▶ What is expected
Would you set down all of the entries below exactly as they stand?

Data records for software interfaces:
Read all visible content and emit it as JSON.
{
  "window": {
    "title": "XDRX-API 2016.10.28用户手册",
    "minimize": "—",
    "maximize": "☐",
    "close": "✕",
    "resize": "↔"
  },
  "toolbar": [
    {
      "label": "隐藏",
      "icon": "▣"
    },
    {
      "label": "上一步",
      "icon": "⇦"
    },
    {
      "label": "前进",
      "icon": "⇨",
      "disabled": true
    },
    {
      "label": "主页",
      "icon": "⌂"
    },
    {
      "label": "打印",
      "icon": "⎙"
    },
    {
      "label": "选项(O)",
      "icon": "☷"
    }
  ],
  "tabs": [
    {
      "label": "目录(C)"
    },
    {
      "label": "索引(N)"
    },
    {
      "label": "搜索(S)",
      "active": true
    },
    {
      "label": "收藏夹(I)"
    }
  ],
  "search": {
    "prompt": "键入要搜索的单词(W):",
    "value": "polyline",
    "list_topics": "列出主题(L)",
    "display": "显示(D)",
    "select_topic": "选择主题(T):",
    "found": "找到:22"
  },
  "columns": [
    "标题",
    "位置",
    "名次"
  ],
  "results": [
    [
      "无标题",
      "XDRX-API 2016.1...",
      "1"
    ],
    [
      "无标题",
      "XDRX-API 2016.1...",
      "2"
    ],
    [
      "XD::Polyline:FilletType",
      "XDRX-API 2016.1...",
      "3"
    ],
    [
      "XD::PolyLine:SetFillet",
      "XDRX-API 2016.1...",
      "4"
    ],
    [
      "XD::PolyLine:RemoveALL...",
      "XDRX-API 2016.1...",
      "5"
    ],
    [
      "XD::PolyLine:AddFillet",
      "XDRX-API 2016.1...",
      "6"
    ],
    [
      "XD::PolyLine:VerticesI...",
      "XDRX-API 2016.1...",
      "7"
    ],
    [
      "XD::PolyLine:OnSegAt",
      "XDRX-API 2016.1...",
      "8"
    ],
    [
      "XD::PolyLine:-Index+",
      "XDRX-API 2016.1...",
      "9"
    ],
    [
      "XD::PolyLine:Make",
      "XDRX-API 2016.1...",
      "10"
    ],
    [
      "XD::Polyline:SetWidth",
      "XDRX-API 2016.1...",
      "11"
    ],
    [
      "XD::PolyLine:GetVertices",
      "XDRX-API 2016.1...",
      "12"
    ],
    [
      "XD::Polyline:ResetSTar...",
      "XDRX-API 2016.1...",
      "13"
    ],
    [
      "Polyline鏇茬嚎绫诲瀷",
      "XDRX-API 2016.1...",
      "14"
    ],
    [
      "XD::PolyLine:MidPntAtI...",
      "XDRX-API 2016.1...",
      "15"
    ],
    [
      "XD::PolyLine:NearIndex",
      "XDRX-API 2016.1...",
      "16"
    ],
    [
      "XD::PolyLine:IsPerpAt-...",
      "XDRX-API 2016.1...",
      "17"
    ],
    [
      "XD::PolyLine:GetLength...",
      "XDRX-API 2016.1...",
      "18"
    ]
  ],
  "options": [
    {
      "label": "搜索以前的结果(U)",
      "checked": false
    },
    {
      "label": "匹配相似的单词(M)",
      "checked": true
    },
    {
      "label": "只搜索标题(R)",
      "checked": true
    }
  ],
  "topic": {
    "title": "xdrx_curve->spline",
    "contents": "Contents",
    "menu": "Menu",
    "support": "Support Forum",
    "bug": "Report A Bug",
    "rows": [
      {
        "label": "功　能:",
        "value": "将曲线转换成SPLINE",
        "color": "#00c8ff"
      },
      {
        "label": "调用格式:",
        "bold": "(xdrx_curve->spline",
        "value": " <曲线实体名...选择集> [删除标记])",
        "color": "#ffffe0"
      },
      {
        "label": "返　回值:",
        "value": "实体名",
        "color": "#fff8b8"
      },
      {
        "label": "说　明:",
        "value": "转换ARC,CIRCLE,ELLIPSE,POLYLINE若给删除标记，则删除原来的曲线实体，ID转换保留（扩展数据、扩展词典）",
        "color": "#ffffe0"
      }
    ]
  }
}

▶ Task response
Read all visible content and emit it as JSON.
{
  "window": {
    "title": "XDRX-API 2016.10.28用户手册",
    "minimize": "—",
    "maximize": "☐",
    "close": "✕",
    "resize": "↔"
  },
  "toolbar": [
    {
      "label": "隐藏",
      "icon": "▣"
    },
    {
      "label": "上一步",
      "icon": "⇦"
    },
    {
      "label": "前进",
      "icon": "⇨",
      "disabled": true
    },
    {
      "label": "主页",
      "icon": "⌂"
    },
    {
      "label": "打印",
      "icon": "⎙"
    },
    {
      "label": "选项(O)",
      "icon": "☷"
    }
  ],
  "tabs": [
    {
      "label": "目录(C)"
    },
    {
      "label": "索引(N)"
    },
    {
      "label": "搜索(S)",
      "active": true
    },
    {
      "label": "收藏夹(I)"
    }
  ],
  "search": {
    "prompt": "键入要搜索的单词(W):",
    "value": "polyline",
    "list_topics": "列出主题(L)",
    "display": "显示(D)",
    "select_topic": "选择主题(T):",
    "found": "找到:22"
  },
  "columns": [
    "标题",
    "位置",
    "名次"
  ],
  "results": [
    [
      "无标题",
      "XDRX-API 2016.1...",
      "1"
    ],
    [
      "无标题",
      "XDRX-API 2016.1...",
      "2"
    ],
    [
      "XD::Polyline:FilletType",
      "XDRX-API 2016.1...",
      "3"
    ],
    [
      "XD::PolyLine:SetFillet",
      "XDRX-API 2016.1...",
      "4"
    ],
    [
      "XD::PolyLine:RemoveALL...",
      "XDRX-API 2016.1...",
      "5"
    ],
    [
      "XD::PolyLine:AddFillet",
      "XDRX-API 2016.1...",
      "6"
    ],
    [
      "XD::PolyLine:VerticesI...",
      "XDRX-API 2016.1...",
      "7"
    ],
    [
      "XD::PolyLine:OnSegAt",
      "XDRX-API 2016.1...",
      "8"
    ],
    [
      "XD::PolyLine:-Index+",
      "XDRX-API 2016.1...",
      "9"
    ],
    [
      "XD::PolyLine:Make",
      "XDRX-API 2016.1...",
      "10"
    ],
    [
      "XD::Polyline:SetWidth",
      "XDRX-API 2016.1...",
      "11"
    ],
    [
      "XD::PolyLine:GetVertices",
      "XDRX-API 2016.1...",
      "12"
    ],
    [
      "XD::Polyline:ResetSTar...",
      "XDRX-API 2016.1...",
      "13"
    ],
    [
      "Polyline鏇茬嚎绫诲瀷",
      "XDRX-API 2016.1...",
      "14"
    ],
    [
      "XD::PolyLine:MidPntAtI...",
      "XDRX-API 2016.1...",
      "15"
    ],
    [
      "XD::PolyLine:NearIndex",
      "XDRX-API 2016.1...",
      "16"
    ],
    [
      "XD::PolyLine:IsPerpAt-...",
      "XDRX-API 2016.1...",
      "17"
    ],
    [
      "XD::PolyLine:GetLength...",
      "XDRX-API 2016.1...",
      "18"
    ]
  ],
  "options": [
    {
      "label": "搜索以前的结果(U)",
      "checked": false
    },
    {
      "label": "匹配相似的单词(M)",
      "checked": true
    },
    {
      "label": "只搜索标题(R)",
      "checked": true
    }
  ],
  "topic": {
    "title": "xdrx_curve->spline",
    "contents": "Contents",
    "menu": "Menu",
    "support": "Support Forum",
    "bug": "Report A Bug",
    "rows": [
      {
        "label": "功　能:",
        "value": "将曲线转换成SPLINE",
        "color": "#00c8ff"
      },
      {
        "label": "调用格式:",
        "bold": "(xdrx_curve->spline",
        "value": " <曲线实体名...选择集> [删除标记])",
        "color": "#ffffe0"
      },
      {
        "label": "返　回值:",
        "value": "实体名",
        "color": "#fff8b8"
      },
      {
        "label": "说　明:",
        "value": "转换ARC,CIRCLE,ELLIPSE,POLYLINE若给删除标记，则删除原来的曲线实体，ID转换保留（扩展数据、扩展词典）",
        "color": "#ffffe0"
      }
    ]
  }
}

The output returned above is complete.